BACKGROUND: Concerns about increased suicide risk among immigrants to European countries have been raised. We review the scientific literature on differences in suicide among immigrants compared with the majority populations in Europe's major immigration countries. METHODS: We searched the databases PubMed and PsycINFO for peer-reviewed epidemiological studies published in 1990-2011, which compared suicide risks of adult immigrant groups with the risks of the majority population in European countries. Hits were screened by two researchers. RESULTS:: We included 24 studies in the review. No generalizable pattern of suicide among immigrants was found. Immigrants from countries in which suicide risks are particularly high, i.e. countries in Northern and Eastern Europe, experienced higher suicide rates relative to groups without migration background. Gender and age differences were observed.
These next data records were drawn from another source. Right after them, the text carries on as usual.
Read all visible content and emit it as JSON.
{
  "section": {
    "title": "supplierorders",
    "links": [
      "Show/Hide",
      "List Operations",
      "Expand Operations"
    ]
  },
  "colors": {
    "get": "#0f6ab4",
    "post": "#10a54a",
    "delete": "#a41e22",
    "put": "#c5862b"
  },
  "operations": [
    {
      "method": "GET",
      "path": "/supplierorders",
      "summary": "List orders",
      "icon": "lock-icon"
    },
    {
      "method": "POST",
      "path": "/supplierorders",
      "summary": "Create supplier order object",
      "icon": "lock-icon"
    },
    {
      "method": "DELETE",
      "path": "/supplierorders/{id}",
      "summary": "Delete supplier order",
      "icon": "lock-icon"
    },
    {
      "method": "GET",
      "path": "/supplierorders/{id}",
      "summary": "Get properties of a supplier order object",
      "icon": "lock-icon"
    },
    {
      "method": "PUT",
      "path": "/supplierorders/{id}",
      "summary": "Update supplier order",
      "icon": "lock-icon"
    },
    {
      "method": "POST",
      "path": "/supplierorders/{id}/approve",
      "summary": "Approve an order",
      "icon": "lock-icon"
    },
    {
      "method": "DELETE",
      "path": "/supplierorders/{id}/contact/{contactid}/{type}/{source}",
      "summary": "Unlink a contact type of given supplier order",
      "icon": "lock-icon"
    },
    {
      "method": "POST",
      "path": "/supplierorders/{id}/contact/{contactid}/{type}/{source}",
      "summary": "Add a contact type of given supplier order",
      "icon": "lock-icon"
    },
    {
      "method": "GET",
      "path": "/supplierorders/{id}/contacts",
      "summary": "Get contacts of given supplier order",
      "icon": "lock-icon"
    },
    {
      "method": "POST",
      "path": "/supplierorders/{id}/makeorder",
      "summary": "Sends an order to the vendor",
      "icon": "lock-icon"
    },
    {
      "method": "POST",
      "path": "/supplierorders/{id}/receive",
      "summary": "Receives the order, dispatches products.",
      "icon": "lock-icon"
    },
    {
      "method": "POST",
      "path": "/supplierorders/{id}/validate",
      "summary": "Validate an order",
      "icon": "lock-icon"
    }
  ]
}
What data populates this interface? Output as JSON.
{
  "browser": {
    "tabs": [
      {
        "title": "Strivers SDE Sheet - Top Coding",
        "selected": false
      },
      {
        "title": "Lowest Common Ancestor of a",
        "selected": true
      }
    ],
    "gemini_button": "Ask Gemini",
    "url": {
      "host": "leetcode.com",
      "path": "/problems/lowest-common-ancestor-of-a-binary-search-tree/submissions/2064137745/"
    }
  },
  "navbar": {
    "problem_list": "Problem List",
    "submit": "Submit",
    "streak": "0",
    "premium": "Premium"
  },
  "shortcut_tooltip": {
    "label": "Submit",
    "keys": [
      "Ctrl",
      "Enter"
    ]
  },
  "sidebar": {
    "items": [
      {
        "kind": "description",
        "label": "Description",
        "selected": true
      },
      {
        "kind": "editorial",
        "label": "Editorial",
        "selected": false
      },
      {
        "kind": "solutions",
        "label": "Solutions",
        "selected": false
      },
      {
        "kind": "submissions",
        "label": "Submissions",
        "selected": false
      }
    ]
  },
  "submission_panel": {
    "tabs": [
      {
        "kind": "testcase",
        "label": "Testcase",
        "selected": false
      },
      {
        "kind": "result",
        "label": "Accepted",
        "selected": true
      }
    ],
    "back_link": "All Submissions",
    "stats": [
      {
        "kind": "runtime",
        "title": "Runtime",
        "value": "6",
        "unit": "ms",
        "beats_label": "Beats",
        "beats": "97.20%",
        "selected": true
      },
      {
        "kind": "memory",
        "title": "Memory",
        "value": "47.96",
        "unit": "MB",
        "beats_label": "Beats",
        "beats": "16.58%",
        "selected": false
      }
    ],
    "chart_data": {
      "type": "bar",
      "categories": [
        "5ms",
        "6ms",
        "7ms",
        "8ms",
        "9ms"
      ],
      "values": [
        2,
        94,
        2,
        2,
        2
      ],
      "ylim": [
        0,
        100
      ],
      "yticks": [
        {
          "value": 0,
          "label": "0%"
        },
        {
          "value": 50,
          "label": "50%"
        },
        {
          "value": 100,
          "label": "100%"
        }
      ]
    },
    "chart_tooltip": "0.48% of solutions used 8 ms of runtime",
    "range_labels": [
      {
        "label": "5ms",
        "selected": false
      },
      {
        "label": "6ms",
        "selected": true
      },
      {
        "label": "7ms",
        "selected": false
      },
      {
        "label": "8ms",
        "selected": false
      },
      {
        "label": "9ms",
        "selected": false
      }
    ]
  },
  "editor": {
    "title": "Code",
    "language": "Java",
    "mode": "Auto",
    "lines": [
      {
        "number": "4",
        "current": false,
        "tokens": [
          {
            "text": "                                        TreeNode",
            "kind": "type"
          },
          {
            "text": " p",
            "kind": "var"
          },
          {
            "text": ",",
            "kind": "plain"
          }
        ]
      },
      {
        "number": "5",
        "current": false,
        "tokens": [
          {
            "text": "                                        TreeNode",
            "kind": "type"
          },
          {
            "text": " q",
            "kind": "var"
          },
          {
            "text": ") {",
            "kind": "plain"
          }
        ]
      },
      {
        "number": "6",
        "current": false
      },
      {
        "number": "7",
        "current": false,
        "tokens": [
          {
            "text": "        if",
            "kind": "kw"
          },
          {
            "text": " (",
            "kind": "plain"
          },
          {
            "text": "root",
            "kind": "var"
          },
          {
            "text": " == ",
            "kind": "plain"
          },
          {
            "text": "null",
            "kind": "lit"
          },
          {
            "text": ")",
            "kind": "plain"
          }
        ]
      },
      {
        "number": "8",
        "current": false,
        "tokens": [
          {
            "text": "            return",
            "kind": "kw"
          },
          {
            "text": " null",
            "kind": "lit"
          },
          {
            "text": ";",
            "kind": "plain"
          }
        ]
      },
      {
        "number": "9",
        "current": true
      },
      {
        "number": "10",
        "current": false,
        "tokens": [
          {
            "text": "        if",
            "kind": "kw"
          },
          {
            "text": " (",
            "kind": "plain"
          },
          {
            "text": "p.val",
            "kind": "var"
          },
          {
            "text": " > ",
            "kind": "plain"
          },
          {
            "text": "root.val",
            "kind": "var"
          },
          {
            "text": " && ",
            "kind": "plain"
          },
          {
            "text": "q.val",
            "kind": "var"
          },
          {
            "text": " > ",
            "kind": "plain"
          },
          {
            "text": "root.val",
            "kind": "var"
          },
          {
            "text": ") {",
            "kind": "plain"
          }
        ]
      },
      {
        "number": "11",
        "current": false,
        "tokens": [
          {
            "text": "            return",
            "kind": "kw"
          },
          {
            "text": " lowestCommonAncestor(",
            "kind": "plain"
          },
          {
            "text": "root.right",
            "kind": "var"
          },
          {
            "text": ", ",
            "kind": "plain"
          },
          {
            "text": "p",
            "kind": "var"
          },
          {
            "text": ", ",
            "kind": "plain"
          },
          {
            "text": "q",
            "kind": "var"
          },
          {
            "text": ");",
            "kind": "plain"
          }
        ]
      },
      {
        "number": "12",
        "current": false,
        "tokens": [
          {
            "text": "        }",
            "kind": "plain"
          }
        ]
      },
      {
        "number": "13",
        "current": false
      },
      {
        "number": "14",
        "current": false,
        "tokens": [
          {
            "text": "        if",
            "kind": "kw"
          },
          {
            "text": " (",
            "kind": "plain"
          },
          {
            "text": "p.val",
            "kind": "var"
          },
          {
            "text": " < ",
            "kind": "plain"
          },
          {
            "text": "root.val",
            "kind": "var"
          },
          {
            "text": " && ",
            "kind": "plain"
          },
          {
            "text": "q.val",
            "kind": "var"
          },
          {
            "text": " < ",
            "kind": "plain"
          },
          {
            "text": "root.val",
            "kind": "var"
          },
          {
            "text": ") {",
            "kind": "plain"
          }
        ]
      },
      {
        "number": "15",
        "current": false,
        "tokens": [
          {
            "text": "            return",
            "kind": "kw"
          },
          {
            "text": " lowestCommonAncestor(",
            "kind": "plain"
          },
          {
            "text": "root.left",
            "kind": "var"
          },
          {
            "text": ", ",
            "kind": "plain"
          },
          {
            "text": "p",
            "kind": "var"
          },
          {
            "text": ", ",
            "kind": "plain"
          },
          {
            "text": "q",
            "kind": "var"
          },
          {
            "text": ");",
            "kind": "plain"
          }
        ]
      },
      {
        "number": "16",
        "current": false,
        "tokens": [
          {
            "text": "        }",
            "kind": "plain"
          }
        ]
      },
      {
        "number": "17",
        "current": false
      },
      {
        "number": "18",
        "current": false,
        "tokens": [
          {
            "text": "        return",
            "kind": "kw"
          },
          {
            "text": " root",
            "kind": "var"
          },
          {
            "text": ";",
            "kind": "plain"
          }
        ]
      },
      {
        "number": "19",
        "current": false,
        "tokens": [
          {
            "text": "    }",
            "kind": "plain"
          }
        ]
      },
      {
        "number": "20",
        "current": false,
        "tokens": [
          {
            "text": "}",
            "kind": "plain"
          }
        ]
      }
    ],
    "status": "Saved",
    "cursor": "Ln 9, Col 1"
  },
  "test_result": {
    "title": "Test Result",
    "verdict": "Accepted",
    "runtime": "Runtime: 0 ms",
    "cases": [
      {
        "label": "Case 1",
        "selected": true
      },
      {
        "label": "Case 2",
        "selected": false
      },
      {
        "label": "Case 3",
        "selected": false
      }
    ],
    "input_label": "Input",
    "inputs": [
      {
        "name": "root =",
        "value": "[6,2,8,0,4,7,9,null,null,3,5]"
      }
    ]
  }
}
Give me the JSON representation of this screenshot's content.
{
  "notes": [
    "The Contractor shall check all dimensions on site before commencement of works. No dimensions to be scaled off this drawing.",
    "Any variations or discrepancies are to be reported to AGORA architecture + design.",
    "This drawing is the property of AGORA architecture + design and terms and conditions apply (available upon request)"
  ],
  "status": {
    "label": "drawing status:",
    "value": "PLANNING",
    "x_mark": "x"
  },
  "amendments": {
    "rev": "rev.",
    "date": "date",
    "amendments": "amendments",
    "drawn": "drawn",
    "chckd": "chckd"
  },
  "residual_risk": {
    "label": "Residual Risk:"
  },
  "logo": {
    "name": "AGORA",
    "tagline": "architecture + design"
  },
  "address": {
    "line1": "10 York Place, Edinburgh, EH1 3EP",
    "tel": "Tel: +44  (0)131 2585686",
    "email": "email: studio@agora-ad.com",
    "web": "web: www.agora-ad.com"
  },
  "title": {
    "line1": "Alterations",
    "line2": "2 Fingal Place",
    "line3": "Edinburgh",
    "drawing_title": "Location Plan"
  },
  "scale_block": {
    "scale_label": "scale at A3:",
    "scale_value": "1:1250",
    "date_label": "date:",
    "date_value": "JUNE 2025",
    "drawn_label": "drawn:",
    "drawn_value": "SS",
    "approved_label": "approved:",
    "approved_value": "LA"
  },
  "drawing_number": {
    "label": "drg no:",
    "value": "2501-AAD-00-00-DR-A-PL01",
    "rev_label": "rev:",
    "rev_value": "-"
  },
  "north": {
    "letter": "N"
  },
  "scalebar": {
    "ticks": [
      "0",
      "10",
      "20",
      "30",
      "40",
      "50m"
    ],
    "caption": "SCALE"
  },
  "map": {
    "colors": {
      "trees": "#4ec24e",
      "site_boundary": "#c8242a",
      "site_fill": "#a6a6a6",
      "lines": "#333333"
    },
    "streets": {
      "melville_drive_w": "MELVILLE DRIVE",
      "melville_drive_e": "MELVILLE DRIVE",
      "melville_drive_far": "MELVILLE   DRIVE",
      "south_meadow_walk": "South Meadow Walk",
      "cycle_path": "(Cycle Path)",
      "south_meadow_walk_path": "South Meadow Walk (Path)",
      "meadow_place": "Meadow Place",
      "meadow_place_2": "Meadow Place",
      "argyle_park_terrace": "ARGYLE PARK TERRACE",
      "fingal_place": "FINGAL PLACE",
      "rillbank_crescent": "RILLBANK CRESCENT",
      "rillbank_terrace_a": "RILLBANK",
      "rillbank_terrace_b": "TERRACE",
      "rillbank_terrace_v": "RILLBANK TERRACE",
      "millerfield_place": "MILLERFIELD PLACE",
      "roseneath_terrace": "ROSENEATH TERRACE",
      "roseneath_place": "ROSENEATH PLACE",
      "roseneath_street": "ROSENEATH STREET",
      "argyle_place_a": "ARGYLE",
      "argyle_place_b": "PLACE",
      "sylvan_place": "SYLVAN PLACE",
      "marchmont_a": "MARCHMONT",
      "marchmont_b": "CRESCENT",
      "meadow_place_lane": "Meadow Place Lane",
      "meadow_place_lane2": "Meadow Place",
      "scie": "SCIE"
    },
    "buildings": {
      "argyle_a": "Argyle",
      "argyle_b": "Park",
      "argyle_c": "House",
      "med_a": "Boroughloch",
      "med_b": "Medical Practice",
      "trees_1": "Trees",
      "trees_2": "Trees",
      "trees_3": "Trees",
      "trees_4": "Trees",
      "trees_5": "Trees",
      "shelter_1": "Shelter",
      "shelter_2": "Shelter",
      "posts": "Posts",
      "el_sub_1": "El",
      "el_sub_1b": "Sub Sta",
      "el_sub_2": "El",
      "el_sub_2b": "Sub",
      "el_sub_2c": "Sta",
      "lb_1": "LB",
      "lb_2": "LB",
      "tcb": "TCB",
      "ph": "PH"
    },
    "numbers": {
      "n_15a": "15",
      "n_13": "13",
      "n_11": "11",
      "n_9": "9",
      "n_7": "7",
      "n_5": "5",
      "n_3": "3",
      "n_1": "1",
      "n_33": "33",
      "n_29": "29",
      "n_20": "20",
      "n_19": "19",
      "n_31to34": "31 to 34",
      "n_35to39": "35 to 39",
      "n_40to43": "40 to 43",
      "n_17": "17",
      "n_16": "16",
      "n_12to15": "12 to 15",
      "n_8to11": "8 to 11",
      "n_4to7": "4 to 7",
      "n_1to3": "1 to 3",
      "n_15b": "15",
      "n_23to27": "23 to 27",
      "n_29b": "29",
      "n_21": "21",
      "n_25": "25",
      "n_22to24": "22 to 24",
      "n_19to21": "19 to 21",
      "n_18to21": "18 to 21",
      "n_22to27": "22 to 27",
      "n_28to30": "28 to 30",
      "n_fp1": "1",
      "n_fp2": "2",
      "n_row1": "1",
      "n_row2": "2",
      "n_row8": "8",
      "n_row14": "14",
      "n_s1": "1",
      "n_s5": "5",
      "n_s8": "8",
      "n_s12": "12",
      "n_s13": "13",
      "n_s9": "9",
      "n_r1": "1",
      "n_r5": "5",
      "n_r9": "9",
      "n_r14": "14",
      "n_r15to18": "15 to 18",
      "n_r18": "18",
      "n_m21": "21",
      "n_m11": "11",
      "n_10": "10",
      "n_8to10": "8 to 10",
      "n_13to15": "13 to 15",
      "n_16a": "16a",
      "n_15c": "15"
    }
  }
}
Young female immigrants from Turkey, East Africa and South Asia are a risk group. CONCLUSION: Immigrants 'bring along' their suicide risk, at least for the initial period they spend in the immigration country. Health-care planners and providers need to be aware of this 'imported risks'. However, most immigrant groups do not have an increased suicide risk relative to the local-born population; some may even experience substantially lower risks.
Journal review article
European Journal of Public Health, 2015, Vol 25, Issue 1, p. 63-71
suicide; immigrants; Europe; review; suicide risk; The Faculty of Health and Medical Sciences; Journal Article; Review